◆ WHAT YOU NEED TO DO:
Return the data that follows exactly, with each line intact.

◆ DATA FOR ANALYSIS:
-*-*-

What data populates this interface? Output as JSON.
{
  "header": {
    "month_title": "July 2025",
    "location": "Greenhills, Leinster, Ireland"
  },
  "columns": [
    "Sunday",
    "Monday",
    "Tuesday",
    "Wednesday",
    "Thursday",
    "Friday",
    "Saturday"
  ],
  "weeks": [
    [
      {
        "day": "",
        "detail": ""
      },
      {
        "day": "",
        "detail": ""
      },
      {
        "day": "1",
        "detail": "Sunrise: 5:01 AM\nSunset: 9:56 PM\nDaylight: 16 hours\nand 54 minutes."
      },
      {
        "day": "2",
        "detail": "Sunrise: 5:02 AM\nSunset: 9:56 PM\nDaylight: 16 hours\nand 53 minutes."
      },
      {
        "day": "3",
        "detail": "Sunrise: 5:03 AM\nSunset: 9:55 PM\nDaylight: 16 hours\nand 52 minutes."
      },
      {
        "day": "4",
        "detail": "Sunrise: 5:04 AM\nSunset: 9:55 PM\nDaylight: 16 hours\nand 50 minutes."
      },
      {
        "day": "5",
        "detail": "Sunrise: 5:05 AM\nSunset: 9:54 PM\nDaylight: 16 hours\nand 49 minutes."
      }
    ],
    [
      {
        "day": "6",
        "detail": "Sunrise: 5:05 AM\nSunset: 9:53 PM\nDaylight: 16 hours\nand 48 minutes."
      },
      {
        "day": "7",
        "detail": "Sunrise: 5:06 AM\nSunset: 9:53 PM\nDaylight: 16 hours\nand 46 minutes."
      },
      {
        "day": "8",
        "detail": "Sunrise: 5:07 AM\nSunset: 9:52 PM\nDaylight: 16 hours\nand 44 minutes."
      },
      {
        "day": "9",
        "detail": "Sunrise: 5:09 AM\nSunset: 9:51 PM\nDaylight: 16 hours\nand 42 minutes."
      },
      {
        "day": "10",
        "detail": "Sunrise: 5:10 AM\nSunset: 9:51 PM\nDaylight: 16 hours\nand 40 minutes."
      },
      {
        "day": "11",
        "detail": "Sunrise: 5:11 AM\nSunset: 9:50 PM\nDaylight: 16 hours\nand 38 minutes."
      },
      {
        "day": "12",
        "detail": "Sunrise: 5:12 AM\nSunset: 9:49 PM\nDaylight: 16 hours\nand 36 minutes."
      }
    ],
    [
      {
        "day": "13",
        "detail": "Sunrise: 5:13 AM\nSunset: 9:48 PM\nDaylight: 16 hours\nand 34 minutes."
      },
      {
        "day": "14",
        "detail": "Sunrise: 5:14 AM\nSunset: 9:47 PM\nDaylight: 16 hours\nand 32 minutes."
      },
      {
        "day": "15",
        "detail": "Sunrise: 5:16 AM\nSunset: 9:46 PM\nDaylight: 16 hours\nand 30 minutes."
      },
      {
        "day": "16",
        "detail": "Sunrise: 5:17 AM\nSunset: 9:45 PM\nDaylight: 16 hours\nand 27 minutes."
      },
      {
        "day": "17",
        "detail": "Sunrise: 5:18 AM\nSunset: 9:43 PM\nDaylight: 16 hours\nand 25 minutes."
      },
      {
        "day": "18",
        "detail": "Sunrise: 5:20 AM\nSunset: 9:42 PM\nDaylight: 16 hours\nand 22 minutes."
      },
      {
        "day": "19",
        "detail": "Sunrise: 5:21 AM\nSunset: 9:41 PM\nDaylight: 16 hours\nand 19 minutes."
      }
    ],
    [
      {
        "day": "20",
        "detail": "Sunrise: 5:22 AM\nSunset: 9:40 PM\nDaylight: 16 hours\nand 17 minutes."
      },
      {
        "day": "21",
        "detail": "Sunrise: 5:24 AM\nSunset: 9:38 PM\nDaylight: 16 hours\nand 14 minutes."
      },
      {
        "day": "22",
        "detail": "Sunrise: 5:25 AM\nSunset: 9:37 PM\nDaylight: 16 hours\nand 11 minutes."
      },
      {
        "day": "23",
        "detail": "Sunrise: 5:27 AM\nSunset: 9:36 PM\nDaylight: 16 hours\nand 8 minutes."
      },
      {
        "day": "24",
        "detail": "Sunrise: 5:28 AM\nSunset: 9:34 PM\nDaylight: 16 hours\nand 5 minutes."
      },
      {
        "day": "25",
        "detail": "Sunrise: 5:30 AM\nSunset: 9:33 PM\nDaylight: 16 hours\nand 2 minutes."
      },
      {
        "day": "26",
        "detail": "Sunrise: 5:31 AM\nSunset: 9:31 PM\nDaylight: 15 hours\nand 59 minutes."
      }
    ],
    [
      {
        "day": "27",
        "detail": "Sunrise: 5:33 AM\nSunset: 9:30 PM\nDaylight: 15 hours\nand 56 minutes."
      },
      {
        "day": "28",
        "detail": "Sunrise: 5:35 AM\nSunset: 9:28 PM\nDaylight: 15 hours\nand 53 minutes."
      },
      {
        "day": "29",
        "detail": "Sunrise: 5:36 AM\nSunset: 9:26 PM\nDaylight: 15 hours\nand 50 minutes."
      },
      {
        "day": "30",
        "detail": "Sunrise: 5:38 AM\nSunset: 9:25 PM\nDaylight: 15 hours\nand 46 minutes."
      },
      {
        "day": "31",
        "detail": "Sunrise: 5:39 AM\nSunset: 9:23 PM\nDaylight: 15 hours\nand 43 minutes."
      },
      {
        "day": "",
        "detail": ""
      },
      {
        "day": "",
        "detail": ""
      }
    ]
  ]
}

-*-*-

◆ SOLUTION TO THIS PROBLEM:
What data populates this interface? Output as JSON.
{
  "header": {
    "month_title": "July 2025",
    "location": "Greenhills, Leinster, Ireland"
  },
  "columns": [
    "Sunday",
    "Monday",
    "Tuesday",
    "Wednesday",
    "Thursday",
    "Friday",
    "Saturday"
  ],
  "weeks": [
    [
      {
        "day": "",
        "detail": ""
      },
      {
        "day": "",
        "detail": ""
      },
      {
        "day": "1",
        "detail": "Sunrise: 5:01 AM\nSunset: 9:56 PM\nDaylight: 16 hours\nand 54 minutes."
      },
      {
        "day": "2",
        "detail": "Sunrise: 5:02 AM\nSunset: 9:56 PM\nDaylight: 16 hours\nand 53 minutes."
      },
      {
        "day": "3",
        "detail": "Sunrise: 5:03 AM\nSunset: 9:55 PM\nDaylight: 16 hours\nand 52 minutes."
      },
      {
        "day": "4",
        "detail": "Sunrise: 5:04 AM\nSunset: 9:55 PM\nDaylight: 16 hours\nand 50 minutes."
      },
      {
        "day": "5",
        "detail": "Sunrise: 5:05 AM\nSunset: 9:54 PM\nDaylight: 16 hours\nand 49 minutes."
      }
    ],
    [
      {
        "day": "6",
        "detail": "Sunrise: 5:05 AM\nSunset: 9:53 PM\nDaylight: 16 hours\nand 48 minutes."
      },
      {
        "day": "7",
        "detail": "Sunrise: 5:06 AM\nSunset: 9:53 PM\nDaylight: 16 hours\nand 46 minutes."
      },
      {
        "day": "8",
        "detail": "Sunrise: 5:07 AM\nSunset: 9:52 PM\nDaylight: 16 hours\nand 44 minutes."
      },
      {
        "day": "9",
        "detail": "Sunrise: 5:09 AM\nSunset: 9:51 PM\nDaylight: 16 hours\nand 42 minutes."
      },
      {
        "day": "10",
        "detail": "Sunrise: 5:10 AM\nSunset: 9:51 PM\nDaylight: 16 hours\nand 40 minutes."
      },
      {
        "day": "11",
        "detail": "Sunrise: 5:11 AM\nSunset: 9:50 PM\nDaylight: 16 hours\nand 38 minutes."
      },
      {
        "day": "12",
        "detail": "Sunrise: 5:12 AM\nSunset: 9:49 PM\nDaylight: 16 hours\nand 36 minutes."
      }
    ],
    [
      {
        "day": "13",
        "detail": "Sunrise: 5:13 AM\nSunset: 9:48 PM\nDaylight: 16 hours\nand 34 minutes."
      },
      {
        "day": "14",
        "detail": "Sunrise: 5:14 AM\nSunset: 9:47 PM\nDaylight: 16 hours\nand 32 minutes."
      },
      {
        "day": "15",
        "detail": "Sunrise: 5:16 AM\nSunset: 9:46 PM\nDaylight: 16 hours\nand 30 minutes."
      },
      {
        "day": "16",
        "detail": "Sunrise: 5:17 AM\nSunset: 9:45 PM\nDaylight: 16 hours\nand 27 minutes."
      },
      {
        "day": "17",
        "detail": "Sunrise: 5:18 AM\nSunset: 9:43 PM\nDaylight: 16 hours\nand 25 minutes."
      },
      {
        "day": "18",
        "detail": "Sunrise: 5:20 AM\nSunset: 9:42 PM\nDaylight: 16 hours\nand 22 minutes."
      },
      {
        "day": "19",
        "detail": "Sunrise: 5:21 AM\nSunset: 9:41 PM\nDaylight: 16 hours\nand 19 minutes."
      }
    ],
    [
      {
        "day": "20",
        "detail": "Sunrise: 5:22 AM\nSunset: 9:40 PM\nDaylight: 16 hours\nand 17 minutes."
      },
      {
        "day": "21",
        "detail": "Sunrise: 5:24 AM\nSunset: 9:38 PM\nDaylight: 16 hours\nand 14 minutes."
      },
      {
        "day": "22",
        "detail": "Sunrise: 5:25 AM\nSunset: 9:37 PM\nDaylight: 16 hours\nand 11 minutes."
      },
      {
        "day": "23",
        "detail": "Sunrise: 5:27 AM\nSunset: 9:36 PM\nDaylight: 16 hours\nand 8 minutes."
      },
      {
        "day": "24",
        "detail": "Sunrise: 5:28 AM\nSunset: 9:34 PM\nDaylight: 16 hours\nand 5 minutes."
      },
      {
        "day": "25",
        "detail": "Sunrise: 5:30 AM\nSunset: 9:33 PM\nDaylight: 16 hours\nand 2 minutes."
      },
      {
        "day": "26",
        "detail": "Sunrise: 5:31 AM\nSunset: 9:31 PM\nDaylight: 15 hours\nand 59 minutes."
      }
    ],
    [
      {
        "day": "27",
        "detail": "Sunrise: 5:33 AM\nSunset: 9:30 PM\nDaylight: 15 hours\nand 56 minutes."
      },
      {
        "day": "28",
        "detail": "Sunrise: 5:35 AM\nSunset: 9:28 PM\nDaylight: 15 hours\nand 53 minutes."
      },
      {
        "day": "29",
        "detail": "Sunrise: 5:36 AM\nSunset: 9:26 PM\nDaylight: 15 hours\nand 50 minutes."
      },
      {
        "day": "30",
        "detail": "Sunrise: 5:38 AM\nSunset: 9:25 PM\nDaylight: 15 hours\nand 46 minutes."
      },
      {
        "day": "31",
        "detail": "Sunrise: 5:39 AM\nSunset: 9:23 PM\nDaylight: 15 hours\nand 43 minutes."
      },
      {
        "day": "",
        "detail": ""
      },
      {
        "day": "",
        "detail": ""
      }
    ]
  ]
}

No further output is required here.